(Interface dataset entries)
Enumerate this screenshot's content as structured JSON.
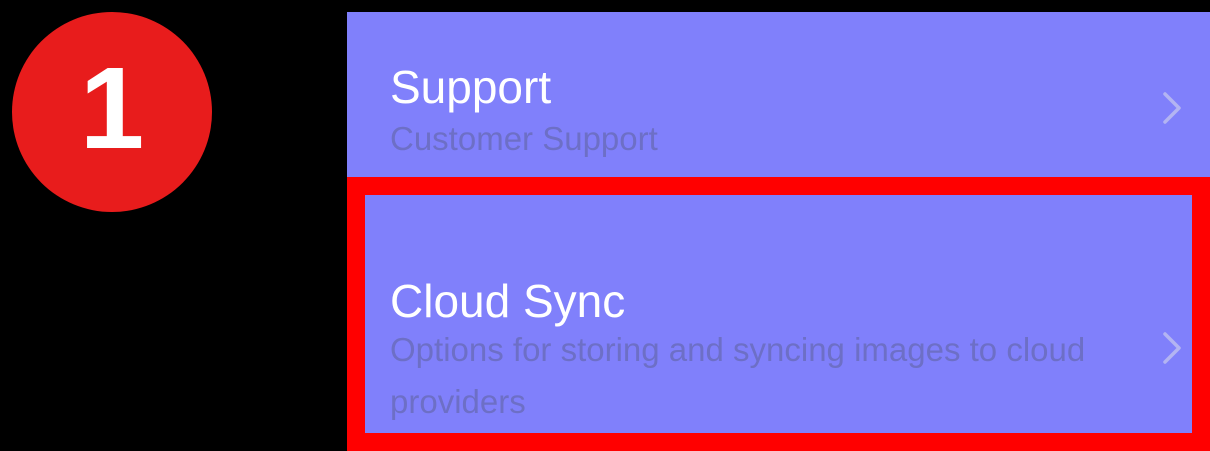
{
  "step_badge": {
    "number": "1",
    "color": "#e81c1c"
  },
  "settings": {
    "background": "#8080fb",
    "items": [
      {
        "title": "Support",
        "subtitle": "Customer Support",
        "icon": "chevron-right-icon"
      },
      {
        "title": "Cloud Sync",
        "subtitle": "Options for storing and syncing images to cloud providers",
        "icon": "chevron-right-icon",
        "highlighted": true
      }
    ]
  },
  "highlight_color": "#ff0000"
}
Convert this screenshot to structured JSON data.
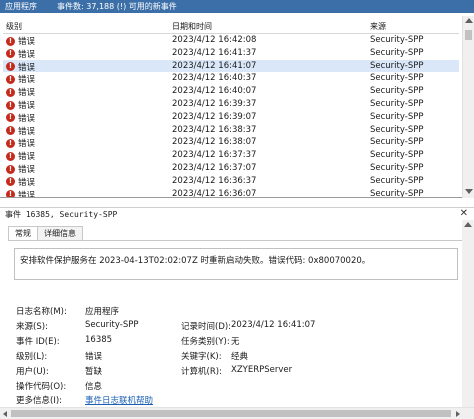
{
  "header": {
    "log_name": "应用程序",
    "event_count": "事件数: 37,188 (!) 可用的新事件"
  },
  "grid": {
    "columns": [
      "级别",
      "日期和时间",
      "来源"
    ],
    "rows": [
      {
        "level": "错误",
        "datetime": "2023/4/12 16:42:08",
        "source": "Security-SPP"
      },
      {
        "level": "错误",
        "datetime": "2023/4/12 16:41:37",
        "source": "Security-SPP"
      },
      {
        "level": "错误",
        "datetime": "2023/4/12 16:41:07",
        "source": "Security-SPP"
      },
      {
        "level": "错误",
        "datetime": "2023/4/12 16:40:37",
        "source": "Security-SPP"
      },
      {
        "level": "错误",
        "datetime": "2023/4/12 16:40:07",
        "source": "Security-SPP"
      },
      {
        "level": "错误",
        "datetime": "2023/4/12 16:39:37",
        "source": "Security-SPP"
      },
      {
        "level": "错误",
        "datetime": "2023/4/12 16:39:07",
        "source": "Security-SPP"
      },
      {
        "level": "错误",
        "datetime": "2023/4/12 16:38:37",
        "source": "Security-SPP"
      },
      {
        "level": "错误",
        "datetime": "2023/4/12 16:38:07",
        "source": "Security-SPP"
      },
      {
        "level": "错误",
        "datetime": "2023/4/12 16:37:37",
        "source": "Security-SPP"
      },
      {
        "level": "错误",
        "datetime": "2023/4/12 16:37:07",
        "source": "Security-SPP"
      },
      {
        "level": "错误",
        "datetime": "2023/4/12 16:36:37",
        "source": "Security-SPP"
      },
      {
        "level": "错误",
        "datetime": "2023/4/12 16:36:07",
        "source": "Security-SPP"
      }
    ]
  },
  "detail": {
    "title": "事件 16385, Security-SPP",
    "tabs": [
      "常规",
      "详细信息"
    ],
    "description": "安排软件保护服务在 2023-04-13T02:02:07Z 时重新启动失败。错误代码: 0x80070020。",
    "fields": {
      "log_name_label": "日志名称(M):",
      "log_name_value": "应用程序",
      "source_label": "来源(S):",
      "source_value": "Security-SPP",
      "logged_label": "记录时间(D):",
      "logged_value": "2023/4/12 16:41:07",
      "event_id_label": "事件 ID(E):",
      "event_id_value": "16385",
      "task_label": "任务类别(Y):",
      "task_value": "无",
      "level_label": "级别(L):",
      "level_value": "错误",
      "keywords_label": "关键字(K):",
      "keywords_value": "经典",
      "user_label": "用户(U):",
      "user_value": "暂缺",
      "computer_label": "计算机(R):",
      "computer_value": "XZYERPServer",
      "opcode_label": "操作代码(O):",
      "opcode_value": "信息",
      "more_info_label": "更多信息(I):",
      "more_info_link": "事件日志联机帮助"
    }
  },
  "colors": {
    "title_bar": "#3c6fa8",
    "selected_row": "#d9e7f8",
    "error_icon": "#c42b1c",
    "link": "#1a5fb4"
  },
  "icons": {
    "error": "error-icon"
  }
}
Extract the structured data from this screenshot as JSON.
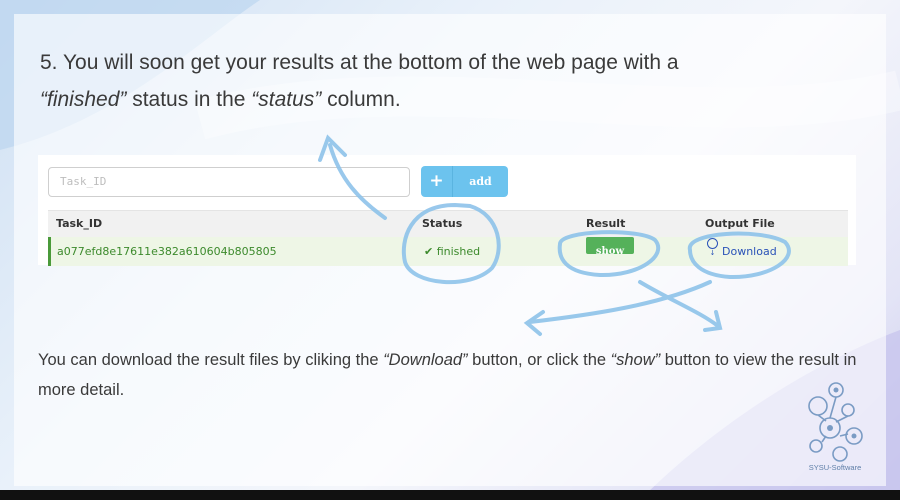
{
  "slide": {
    "heading_line1": "5. You will soon get your results at the bottom of the web page with a",
    "heading_finished": "“finished”",
    "heading_mid": " status in the ",
    "heading_status": "“status”",
    "heading_end": " column.",
    "body_p1": "You can download the result files by cliking the ",
    "body_download": "“Download”",
    "body_p2": " button, or click the ",
    "body_show": "“show”",
    "body_p3": " button to view the result in more detail.",
    "logo_text": "SYSU-Software"
  },
  "app": {
    "input_placeholder": "Task_ID",
    "add_icon": "+",
    "add_label": "add",
    "columns": [
      "Task_ID",
      "Status",
      "Result",
      "Output File"
    ],
    "rows": [
      {
        "task_id": "a077efd8e17611e382a610604b805805",
        "status_icon": "✔",
        "status": "finished",
        "result_label": "show",
        "output_icon": "download-circle-icon",
        "output_label": "Download"
      }
    ]
  },
  "colors": {
    "annotation": "#8ec3ea",
    "success": "#3c8a2c",
    "add_button": "#6cc3ee",
    "show_button": "#55b15a",
    "link": "#2a52b8"
  }
}
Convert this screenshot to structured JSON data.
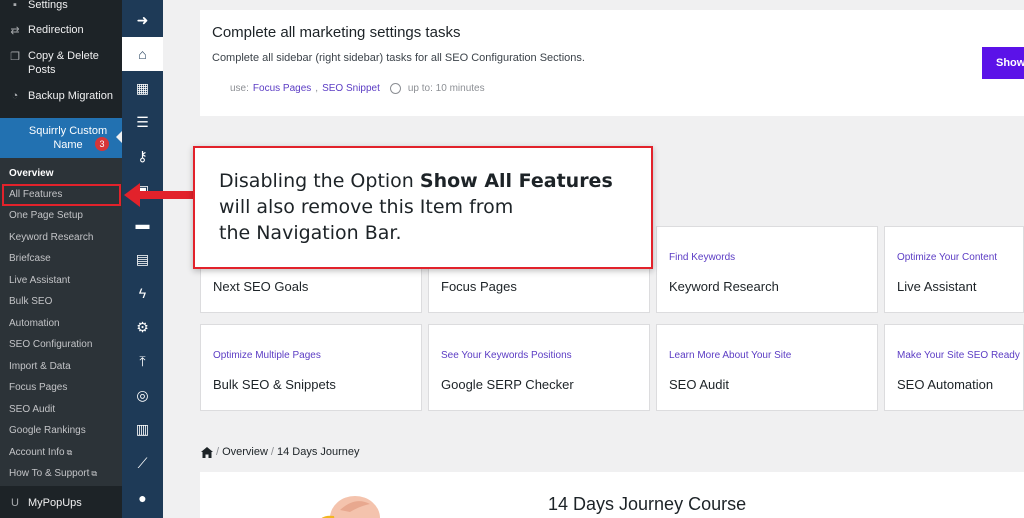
{
  "wp_menu": {
    "items": [
      {
        "label": "Settings",
        "icon": "settings-icon"
      },
      {
        "label": "Redirection",
        "icon": "redirection-icon"
      },
      {
        "label": "Copy & Delete Posts",
        "icon": "copy-icon"
      },
      {
        "label": "Backup Migration",
        "icon": "backup-icon"
      },
      {
        "label": "MyPopUps",
        "icon": "popup-icon"
      }
    ],
    "active": {
      "label": "Squirrly Custom Name",
      "badge": "3"
    }
  },
  "submenu": {
    "items": [
      "Overview",
      "All Features",
      "One Page Setup",
      "Keyword Research",
      "Briefcase",
      "Live Assistant",
      "Bulk SEO",
      "Automation",
      "SEO Configuration",
      "Import & Data",
      "Focus Pages",
      "SEO Audit",
      "Google Rankings",
      "Account Info",
      "How To & Support"
    ],
    "external_marker": "⧉"
  },
  "rail": {
    "icons": [
      "arrow-right-icon",
      "home-icon",
      "dashboard-icon",
      "list-icon",
      "key-icon",
      "briefcase-icon",
      "chat-icon",
      "table-icon",
      "bolt-icon",
      "gears-icon",
      "upload-icon",
      "target-icon",
      "bar-chart-icon",
      "line-chart-icon",
      "user-icon"
    ],
    "glyphs": [
      "➜",
      "⌂",
      "▦",
      "☰",
      "⚷",
      "▣",
      "▬",
      "▤",
      "ϟ",
      "⚙",
      "⤒",
      "◎",
      "▥",
      "⟋",
      "●"
    ]
  },
  "task": {
    "title": "Complete all marketing settings tasks",
    "description": "Complete all sidebar (right sidebar) tasks for all SEO Configuration Sections.",
    "use_label": "use:",
    "links": [
      "Focus Pages",
      "SEO Snippet"
    ],
    "time": "up to: 10 minutes",
    "button": "Show"
  },
  "cards": [
    {
      "sub": "",
      "title": "Next SEO Goals"
    },
    {
      "sub": "",
      "title": "Focus Pages"
    },
    {
      "sub": "Find Keywords",
      "title": "Keyword Research"
    },
    {
      "sub": "Optimize Your Content",
      "title": "Live Assistant"
    },
    {
      "sub": "Optimize Multiple Pages",
      "title": "Bulk SEO & Snippets"
    },
    {
      "sub": "See Your Keywords Positions",
      "title": "Google SERP Checker"
    },
    {
      "sub": "Learn More About Your Site",
      "title": "SEO Audit"
    },
    {
      "sub": "Make Your Site SEO Ready",
      "title": "SEO Automation"
    }
  ],
  "breadcrumb": {
    "sep": "/",
    "items": [
      "Overview",
      "14 Days Journey"
    ]
  },
  "journey": {
    "title": "14 Days Journey Course"
  },
  "callout": {
    "line1_pre": "Disabling the Option ",
    "line1_bold": "Show All Features",
    "line2": "will also remove this Item from",
    "line3": "the Navigation Bar."
  },
  "colors": {
    "accent": "#5b12e8",
    "annotation": "#e2222b",
    "rail": "#1e3a57"
  }
}
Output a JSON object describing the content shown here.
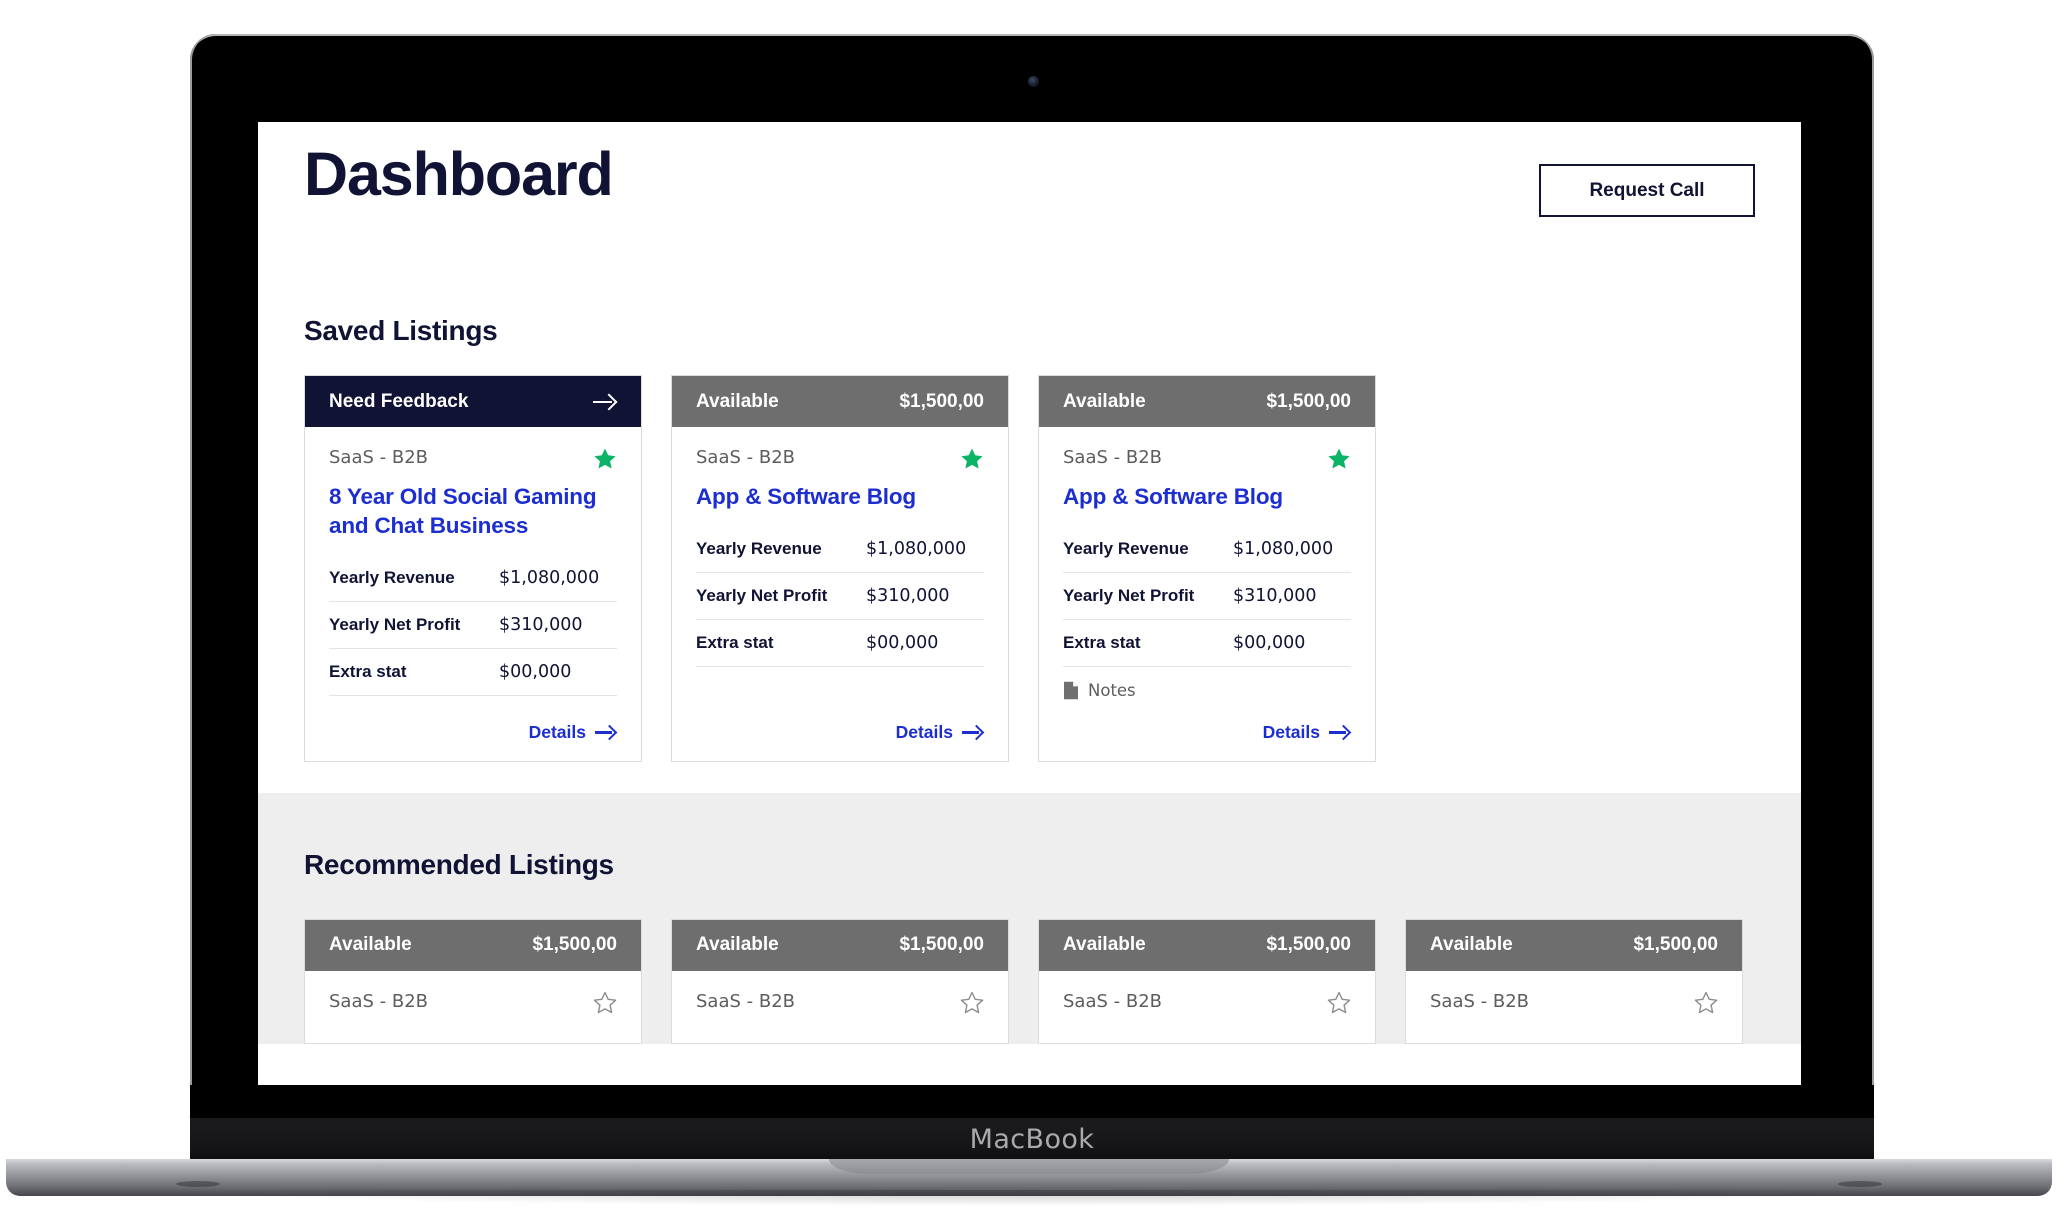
{
  "device": {
    "brand_label": "MacBook",
    "camera_icon": "camera-dot-icon"
  },
  "header": {
    "title": "Dashboard",
    "request_call_label": "Request Call"
  },
  "sections": {
    "saved": {
      "heading": "Saved Listings"
    },
    "recommended": {
      "heading": "Recommended Listings"
    }
  },
  "colors": {
    "navy": "#101334",
    "link_blue": "#1d2ed0",
    "star_green": "#0bb466",
    "header_gray": "#6e6e6e",
    "section_bg": "#efeeee",
    "card_border": "#dcdcdc",
    "muted_text": "#5d5d5d"
  },
  "labels": {
    "details": "Details",
    "notes": "Notes"
  },
  "saved_listings": [
    {
      "status": "Need Feedback",
      "status_style": "dark",
      "price": "",
      "has_head_arrow": true,
      "category": "SaaS - B2B",
      "starred": true,
      "title": "8 Year Old Social Gaming and Chat Business",
      "stats": [
        {
          "label": "Yearly Revenue",
          "value": "$1,080,000"
        },
        {
          "label": "Yearly Net Profit",
          "value": "$310,000"
        },
        {
          "label": "Extra stat",
          "value": "$00,000"
        }
      ],
      "notes": false,
      "details": "Details"
    },
    {
      "status": "Available",
      "status_style": "gray",
      "price": "$1,500,00",
      "has_head_arrow": false,
      "category": "SaaS - B2B",
      "starred": true,
      "title": "App & Software Blog",
      "stats": [
        {
          "label": "Yearly Revenue",
          "value": "$1,080,000"
        },
        {
          "label": "Yearly Net Profit",
          "value": "$310,000"
        },
        {
          "label": "Extra stat",
          "value": "$00,000"
        }
      ],
      "notes": false,
      "details": "Details"
    },
    {
      "status": "Available",
      "status_style": "gray",
      "price": "$1,500,00",
      "has_head_arrow": false,
      "category": "SaaS - B2B",
      "starred": true,
      "title": "App & Software Blog",
      "stats": [
        {
          "label": "Yearly Revenue",
          "value": "$1,080,000"
        },
        {
          "label": "Yearly Net Profit",
          "value": "$310,000"
        },
        {
          "label": "Extra stat",
          "value": "$00,000"
        }
      ],
      "notes": true,
      "notes_label": "Notes",
      "details": "Details"
    }
  ],
  "recommended_listings": [
    {
      "status": "Available",
      "price": "$1,500,00",
      "category": "SaaS - B2B",
      "starred": false
    },
    {
      "status": "Available",
      "price": "$1,500,00",
      "category": "SaaS - B2B",
      "starred": false
    },
    {
      "status": "Available",
      "price": "$1,500,00",
      "category": "SaaS - B2B",
      "starred": false
    },
    {
      "status": "Available",
      "price": "$1,500,00",
      "category": "SaaS - B2B",
      "starred": false
    }
  ]
}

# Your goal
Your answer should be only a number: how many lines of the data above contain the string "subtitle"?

# Exercise answer
2